Dior Vernis in Red Royalty ($24, neimanmarcus.com) is one of those unusual-in-a-good-way shades that “have warm and cool pigments and therefore suit all skin tones,” says Super. Said one tester, “I’ve tried all kinds of reds, and this is the one I had always hoped to find. It’s bright but sophisticated.”
Essie in Mademoiselle ($8.50, essie.com) has become a classic for good reason. “You just can’t go wrong with it,” said one tester. Not too bubble gum and not too sheer, this pale pink adds a finished touch to fingers and toes.
Chanel Le Vernis in Distraction ($27, chanel.com), deemed the “perfect coral” by one tester, looks equally great against dark and pale skin. “A shade this bold can act like an accessory, adding a little something unexpected to any outfit,” says Carmindy. Pink undertones keep it safely out of Grandma-coral territory.
Foolproof Ways to Find a Shade that Works
•But when in doubt, go for see-through shades. “Sheer makeup is much more forgiving, as it doesn’t contrast as much with your natural skin tone. So the same color can work on a variety of complexions,” says Denver-based makeup artist Michael Moore.
•Seek out shades with violet or yellow tones. “These are considered neutral on the color wheel, meaning they blend with any hue,” says John Stapleton, a senior artist for MAC Cosmetics. This may sound challenging, but even an untrained eye can usually gauge what has a tinge of violet (like the Clarins quad on slide 7) or yellow.

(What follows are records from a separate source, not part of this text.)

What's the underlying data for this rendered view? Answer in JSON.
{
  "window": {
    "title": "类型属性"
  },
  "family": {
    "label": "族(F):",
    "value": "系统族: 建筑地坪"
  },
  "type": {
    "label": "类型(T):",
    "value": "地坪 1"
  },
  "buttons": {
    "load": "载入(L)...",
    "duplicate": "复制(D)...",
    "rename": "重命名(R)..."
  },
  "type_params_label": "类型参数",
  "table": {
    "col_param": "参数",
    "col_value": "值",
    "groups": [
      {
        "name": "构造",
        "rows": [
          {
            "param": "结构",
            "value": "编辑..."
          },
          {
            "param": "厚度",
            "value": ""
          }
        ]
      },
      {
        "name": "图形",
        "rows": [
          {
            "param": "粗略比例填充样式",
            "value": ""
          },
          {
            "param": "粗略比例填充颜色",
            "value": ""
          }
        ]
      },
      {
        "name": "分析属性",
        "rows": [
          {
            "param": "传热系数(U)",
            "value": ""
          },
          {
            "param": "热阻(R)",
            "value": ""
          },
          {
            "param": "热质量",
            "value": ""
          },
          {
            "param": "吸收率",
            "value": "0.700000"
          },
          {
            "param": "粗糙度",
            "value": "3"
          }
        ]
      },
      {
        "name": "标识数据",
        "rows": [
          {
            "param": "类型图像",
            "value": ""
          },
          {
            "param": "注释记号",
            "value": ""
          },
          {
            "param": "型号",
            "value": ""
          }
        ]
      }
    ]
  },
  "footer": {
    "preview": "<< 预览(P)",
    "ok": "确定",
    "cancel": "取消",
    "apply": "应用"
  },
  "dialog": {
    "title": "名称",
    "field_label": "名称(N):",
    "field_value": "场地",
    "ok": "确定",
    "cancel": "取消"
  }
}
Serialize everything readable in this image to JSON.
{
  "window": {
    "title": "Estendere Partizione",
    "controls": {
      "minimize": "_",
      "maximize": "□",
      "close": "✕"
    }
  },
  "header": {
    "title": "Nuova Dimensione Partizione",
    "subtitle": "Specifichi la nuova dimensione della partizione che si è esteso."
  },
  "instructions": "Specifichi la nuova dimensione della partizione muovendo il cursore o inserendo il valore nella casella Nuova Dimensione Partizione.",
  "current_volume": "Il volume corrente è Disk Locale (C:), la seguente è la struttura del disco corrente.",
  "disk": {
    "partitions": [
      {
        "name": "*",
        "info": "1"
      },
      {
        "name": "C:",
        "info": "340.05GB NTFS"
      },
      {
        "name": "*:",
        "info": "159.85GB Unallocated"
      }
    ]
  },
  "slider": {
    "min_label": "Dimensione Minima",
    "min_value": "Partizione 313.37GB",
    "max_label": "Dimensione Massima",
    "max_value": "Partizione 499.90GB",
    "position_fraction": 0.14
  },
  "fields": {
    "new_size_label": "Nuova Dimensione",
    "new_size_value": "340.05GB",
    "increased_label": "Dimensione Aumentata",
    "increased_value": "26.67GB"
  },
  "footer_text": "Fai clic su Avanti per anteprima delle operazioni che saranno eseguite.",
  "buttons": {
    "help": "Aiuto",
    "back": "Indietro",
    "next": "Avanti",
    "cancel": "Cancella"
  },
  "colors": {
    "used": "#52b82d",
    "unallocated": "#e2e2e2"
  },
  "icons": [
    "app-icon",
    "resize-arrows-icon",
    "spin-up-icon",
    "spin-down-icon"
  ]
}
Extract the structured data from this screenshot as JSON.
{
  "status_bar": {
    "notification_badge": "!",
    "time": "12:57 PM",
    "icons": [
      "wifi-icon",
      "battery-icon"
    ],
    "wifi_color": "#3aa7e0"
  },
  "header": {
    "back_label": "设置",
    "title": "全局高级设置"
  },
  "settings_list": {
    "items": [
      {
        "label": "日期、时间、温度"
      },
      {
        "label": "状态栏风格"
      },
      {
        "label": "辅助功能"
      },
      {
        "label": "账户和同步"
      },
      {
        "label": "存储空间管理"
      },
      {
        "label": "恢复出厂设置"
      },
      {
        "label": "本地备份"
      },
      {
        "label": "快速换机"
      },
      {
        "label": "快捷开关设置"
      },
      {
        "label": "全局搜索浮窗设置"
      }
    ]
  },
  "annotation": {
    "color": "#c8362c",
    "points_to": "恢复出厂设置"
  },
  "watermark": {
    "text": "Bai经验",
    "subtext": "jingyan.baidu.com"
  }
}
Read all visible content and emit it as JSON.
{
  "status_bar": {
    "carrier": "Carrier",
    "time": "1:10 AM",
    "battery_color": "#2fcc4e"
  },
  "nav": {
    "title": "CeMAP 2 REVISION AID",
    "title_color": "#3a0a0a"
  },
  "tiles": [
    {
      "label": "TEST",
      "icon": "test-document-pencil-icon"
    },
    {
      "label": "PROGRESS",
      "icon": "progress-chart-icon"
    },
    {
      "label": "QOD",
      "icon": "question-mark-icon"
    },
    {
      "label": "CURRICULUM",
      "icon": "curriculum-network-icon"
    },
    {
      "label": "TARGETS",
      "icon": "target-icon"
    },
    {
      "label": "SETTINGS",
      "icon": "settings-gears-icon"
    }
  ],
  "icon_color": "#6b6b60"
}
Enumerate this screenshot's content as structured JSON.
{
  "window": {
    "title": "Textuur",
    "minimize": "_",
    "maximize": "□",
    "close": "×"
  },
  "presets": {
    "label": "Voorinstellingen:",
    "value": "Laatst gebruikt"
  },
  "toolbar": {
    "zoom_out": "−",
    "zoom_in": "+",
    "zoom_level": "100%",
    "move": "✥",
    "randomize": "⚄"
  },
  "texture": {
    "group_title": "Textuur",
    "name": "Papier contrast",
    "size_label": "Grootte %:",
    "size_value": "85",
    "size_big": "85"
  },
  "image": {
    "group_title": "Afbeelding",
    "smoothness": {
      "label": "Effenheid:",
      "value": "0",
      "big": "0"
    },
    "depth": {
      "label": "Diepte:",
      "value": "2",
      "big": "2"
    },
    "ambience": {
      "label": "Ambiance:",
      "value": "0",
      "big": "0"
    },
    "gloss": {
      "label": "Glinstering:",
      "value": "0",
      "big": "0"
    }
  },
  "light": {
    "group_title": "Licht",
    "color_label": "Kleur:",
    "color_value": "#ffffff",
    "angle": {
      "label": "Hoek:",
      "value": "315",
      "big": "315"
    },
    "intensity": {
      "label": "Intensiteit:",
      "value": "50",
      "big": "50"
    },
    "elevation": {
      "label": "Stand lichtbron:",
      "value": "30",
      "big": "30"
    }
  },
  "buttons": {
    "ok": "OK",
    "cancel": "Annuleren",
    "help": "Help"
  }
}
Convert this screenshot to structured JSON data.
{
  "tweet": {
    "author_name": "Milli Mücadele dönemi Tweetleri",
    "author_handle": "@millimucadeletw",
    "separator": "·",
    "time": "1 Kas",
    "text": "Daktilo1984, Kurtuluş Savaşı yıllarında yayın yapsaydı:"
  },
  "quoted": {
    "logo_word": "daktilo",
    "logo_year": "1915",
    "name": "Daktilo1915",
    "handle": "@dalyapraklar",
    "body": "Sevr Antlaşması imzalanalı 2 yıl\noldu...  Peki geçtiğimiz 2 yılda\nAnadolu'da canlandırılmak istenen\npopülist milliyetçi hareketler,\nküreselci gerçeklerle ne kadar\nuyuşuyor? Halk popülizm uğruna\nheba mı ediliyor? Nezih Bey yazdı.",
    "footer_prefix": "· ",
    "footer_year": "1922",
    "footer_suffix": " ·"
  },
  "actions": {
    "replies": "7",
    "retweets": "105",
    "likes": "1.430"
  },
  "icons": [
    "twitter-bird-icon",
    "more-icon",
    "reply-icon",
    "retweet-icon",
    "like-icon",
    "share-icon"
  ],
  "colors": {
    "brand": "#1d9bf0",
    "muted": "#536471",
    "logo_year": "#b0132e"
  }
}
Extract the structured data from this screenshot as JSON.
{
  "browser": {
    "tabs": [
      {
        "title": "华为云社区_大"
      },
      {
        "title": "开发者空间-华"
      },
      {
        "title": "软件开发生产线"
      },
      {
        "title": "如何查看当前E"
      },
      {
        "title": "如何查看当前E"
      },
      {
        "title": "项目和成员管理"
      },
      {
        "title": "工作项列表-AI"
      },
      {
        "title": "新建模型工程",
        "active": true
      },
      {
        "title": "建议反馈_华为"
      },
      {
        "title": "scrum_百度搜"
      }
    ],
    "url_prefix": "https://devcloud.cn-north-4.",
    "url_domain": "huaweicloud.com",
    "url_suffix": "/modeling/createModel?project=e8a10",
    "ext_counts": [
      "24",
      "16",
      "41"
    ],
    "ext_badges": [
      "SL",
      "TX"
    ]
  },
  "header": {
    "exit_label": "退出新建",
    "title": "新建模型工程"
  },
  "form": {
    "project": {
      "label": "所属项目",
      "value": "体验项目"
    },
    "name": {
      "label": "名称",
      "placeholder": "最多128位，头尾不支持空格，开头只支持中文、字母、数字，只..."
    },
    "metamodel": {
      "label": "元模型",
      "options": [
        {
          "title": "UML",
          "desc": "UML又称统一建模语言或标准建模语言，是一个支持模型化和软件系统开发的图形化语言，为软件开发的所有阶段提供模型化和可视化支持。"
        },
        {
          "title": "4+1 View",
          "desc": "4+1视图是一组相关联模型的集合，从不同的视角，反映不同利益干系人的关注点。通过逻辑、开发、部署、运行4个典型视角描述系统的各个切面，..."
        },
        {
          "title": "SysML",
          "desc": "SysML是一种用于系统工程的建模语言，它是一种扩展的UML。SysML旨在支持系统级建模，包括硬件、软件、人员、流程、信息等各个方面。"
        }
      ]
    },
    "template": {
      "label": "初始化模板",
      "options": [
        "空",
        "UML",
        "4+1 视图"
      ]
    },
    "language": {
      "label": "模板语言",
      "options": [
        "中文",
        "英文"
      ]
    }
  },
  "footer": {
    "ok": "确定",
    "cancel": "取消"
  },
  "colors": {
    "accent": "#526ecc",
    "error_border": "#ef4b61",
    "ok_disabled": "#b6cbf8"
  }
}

•Natural light is the best setting for evaluating any color. If you can’t leave the fluorescents, keep in mind that they can make reds look more blue-toned and make nude shades turn pale. “It’s better to buy a shade that seems slightly too bright because you can always blend to make it more wearable,” says New York City makeup artist Nick Barose.